━━ TASK INPUT ━━

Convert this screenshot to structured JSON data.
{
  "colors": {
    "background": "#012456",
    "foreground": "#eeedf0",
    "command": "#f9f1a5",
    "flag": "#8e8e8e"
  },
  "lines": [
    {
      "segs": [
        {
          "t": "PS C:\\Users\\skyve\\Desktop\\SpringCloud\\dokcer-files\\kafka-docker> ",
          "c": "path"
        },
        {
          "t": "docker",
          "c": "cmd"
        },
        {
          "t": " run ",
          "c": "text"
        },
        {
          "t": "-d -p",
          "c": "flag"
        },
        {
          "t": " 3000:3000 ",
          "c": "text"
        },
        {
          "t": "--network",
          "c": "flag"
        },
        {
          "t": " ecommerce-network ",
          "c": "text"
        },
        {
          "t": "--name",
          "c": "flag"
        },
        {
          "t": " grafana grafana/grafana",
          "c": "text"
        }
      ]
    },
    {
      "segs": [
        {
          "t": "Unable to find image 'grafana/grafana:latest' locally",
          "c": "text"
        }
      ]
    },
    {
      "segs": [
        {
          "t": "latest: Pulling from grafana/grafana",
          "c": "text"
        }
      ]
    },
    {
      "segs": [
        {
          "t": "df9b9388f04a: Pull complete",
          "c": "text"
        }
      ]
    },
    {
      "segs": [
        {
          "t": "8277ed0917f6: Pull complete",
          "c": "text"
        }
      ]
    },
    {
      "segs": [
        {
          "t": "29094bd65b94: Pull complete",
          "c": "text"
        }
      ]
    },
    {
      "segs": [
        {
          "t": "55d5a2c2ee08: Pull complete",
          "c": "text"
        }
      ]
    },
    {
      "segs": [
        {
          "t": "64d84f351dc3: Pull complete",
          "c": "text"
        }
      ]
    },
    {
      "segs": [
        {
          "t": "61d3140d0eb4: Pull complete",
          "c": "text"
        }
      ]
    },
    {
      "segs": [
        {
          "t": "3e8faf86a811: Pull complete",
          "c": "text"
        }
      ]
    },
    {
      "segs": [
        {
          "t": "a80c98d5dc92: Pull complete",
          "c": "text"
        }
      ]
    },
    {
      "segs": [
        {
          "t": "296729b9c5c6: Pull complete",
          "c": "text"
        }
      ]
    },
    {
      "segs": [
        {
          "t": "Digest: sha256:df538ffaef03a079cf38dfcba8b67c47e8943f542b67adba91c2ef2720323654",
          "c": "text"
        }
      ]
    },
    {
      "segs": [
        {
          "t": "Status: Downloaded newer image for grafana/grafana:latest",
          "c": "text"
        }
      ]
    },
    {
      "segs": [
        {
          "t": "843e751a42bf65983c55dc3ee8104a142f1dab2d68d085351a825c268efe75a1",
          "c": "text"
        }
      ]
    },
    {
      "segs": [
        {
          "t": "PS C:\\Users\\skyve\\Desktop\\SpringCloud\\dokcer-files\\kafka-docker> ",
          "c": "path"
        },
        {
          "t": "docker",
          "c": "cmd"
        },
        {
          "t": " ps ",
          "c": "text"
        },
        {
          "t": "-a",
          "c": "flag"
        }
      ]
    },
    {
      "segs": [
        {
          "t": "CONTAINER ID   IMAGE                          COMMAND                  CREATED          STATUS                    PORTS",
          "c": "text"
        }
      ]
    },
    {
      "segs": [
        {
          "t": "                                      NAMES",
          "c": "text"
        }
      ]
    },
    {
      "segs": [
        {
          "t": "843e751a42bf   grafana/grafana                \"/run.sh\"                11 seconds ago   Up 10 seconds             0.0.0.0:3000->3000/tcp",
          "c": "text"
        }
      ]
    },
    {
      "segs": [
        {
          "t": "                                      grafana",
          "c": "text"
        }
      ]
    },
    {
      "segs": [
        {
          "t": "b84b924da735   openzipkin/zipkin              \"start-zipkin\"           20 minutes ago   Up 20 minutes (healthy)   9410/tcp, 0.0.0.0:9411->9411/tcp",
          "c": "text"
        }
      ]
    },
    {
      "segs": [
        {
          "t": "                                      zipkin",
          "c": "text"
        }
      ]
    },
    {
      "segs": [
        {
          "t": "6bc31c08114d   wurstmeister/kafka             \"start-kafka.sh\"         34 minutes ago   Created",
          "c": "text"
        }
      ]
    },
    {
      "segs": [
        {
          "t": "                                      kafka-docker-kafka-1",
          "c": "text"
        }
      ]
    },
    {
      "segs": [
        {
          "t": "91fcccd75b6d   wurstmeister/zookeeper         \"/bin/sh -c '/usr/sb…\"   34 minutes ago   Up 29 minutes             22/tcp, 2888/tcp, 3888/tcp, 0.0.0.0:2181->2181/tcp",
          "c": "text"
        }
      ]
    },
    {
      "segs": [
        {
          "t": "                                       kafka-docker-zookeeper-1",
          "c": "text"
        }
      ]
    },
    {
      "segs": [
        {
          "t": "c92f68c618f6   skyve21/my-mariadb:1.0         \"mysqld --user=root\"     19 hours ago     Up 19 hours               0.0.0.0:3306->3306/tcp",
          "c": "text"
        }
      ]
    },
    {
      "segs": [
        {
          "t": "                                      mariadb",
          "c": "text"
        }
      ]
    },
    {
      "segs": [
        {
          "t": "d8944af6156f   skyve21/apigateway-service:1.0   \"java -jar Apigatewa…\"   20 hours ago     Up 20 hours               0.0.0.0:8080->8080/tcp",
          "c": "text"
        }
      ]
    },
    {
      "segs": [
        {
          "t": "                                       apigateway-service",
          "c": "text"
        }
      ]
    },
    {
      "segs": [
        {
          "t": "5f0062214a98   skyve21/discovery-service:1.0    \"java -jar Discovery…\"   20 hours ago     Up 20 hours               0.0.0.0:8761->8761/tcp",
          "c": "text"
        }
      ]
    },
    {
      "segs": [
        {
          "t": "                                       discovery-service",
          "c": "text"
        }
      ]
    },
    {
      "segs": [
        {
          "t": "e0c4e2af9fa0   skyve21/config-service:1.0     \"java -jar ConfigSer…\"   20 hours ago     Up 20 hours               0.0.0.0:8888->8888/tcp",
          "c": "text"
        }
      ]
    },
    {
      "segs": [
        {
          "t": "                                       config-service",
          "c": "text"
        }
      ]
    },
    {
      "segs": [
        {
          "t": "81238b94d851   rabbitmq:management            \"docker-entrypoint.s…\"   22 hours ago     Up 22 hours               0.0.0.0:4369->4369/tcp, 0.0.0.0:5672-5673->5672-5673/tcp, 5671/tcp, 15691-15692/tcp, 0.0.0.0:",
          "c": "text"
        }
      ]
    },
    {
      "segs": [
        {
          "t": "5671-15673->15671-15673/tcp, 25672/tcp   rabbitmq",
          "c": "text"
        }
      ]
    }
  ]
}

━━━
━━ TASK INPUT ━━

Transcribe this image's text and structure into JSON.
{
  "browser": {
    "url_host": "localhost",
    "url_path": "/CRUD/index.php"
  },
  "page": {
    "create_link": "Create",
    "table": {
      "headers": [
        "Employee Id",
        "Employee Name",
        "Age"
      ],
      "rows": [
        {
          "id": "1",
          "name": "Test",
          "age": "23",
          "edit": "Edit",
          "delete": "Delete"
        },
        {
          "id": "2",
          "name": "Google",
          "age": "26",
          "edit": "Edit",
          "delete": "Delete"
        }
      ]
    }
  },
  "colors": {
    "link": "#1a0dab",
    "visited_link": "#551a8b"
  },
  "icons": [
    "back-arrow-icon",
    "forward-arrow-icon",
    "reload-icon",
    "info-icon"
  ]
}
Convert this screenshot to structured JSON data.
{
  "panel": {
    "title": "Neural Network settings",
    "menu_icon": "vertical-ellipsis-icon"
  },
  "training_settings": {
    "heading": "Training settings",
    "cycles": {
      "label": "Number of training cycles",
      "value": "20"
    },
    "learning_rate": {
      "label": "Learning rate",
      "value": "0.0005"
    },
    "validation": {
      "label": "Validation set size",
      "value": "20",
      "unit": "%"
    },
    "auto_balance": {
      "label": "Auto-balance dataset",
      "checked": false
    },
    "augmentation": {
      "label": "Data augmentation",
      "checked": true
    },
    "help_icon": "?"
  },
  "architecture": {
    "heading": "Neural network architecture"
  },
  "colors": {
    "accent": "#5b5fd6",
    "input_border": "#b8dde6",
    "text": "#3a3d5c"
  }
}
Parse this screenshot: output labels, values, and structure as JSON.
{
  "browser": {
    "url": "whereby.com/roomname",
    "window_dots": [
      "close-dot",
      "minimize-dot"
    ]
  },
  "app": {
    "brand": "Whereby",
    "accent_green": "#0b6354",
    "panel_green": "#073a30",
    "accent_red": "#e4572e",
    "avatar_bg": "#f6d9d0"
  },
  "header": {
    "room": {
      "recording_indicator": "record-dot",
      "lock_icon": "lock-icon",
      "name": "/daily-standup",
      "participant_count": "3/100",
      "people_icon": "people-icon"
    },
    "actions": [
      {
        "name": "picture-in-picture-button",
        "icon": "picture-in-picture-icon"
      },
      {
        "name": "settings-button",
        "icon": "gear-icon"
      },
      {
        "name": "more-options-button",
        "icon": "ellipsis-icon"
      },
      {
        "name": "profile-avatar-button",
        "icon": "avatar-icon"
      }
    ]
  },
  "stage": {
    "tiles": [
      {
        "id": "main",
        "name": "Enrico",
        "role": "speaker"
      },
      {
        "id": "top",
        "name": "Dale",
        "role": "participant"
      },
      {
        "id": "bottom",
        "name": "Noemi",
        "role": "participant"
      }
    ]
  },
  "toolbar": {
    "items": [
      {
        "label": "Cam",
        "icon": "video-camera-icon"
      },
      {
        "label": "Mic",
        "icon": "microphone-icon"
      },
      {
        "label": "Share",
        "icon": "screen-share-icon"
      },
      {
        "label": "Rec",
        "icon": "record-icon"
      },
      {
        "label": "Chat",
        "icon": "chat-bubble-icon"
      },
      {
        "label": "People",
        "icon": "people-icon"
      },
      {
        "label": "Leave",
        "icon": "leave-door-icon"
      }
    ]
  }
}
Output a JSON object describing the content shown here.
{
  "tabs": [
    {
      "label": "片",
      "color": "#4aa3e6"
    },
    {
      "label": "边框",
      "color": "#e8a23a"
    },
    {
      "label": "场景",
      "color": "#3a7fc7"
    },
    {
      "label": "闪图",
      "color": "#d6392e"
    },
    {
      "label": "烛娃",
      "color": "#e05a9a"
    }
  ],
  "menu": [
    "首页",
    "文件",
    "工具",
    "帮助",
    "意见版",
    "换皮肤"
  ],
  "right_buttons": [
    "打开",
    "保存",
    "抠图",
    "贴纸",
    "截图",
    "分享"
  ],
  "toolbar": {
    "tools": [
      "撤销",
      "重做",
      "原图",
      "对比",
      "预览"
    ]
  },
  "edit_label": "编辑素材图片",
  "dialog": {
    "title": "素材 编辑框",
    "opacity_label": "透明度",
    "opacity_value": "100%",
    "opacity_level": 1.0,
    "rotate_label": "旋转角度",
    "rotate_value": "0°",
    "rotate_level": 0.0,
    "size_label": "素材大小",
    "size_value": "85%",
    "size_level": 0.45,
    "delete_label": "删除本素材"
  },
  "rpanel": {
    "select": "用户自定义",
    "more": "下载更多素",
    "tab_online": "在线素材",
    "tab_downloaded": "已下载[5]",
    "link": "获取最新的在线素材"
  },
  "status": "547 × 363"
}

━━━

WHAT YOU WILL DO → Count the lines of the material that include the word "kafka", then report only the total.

SOLUTION TO THIS EXERCISE → 5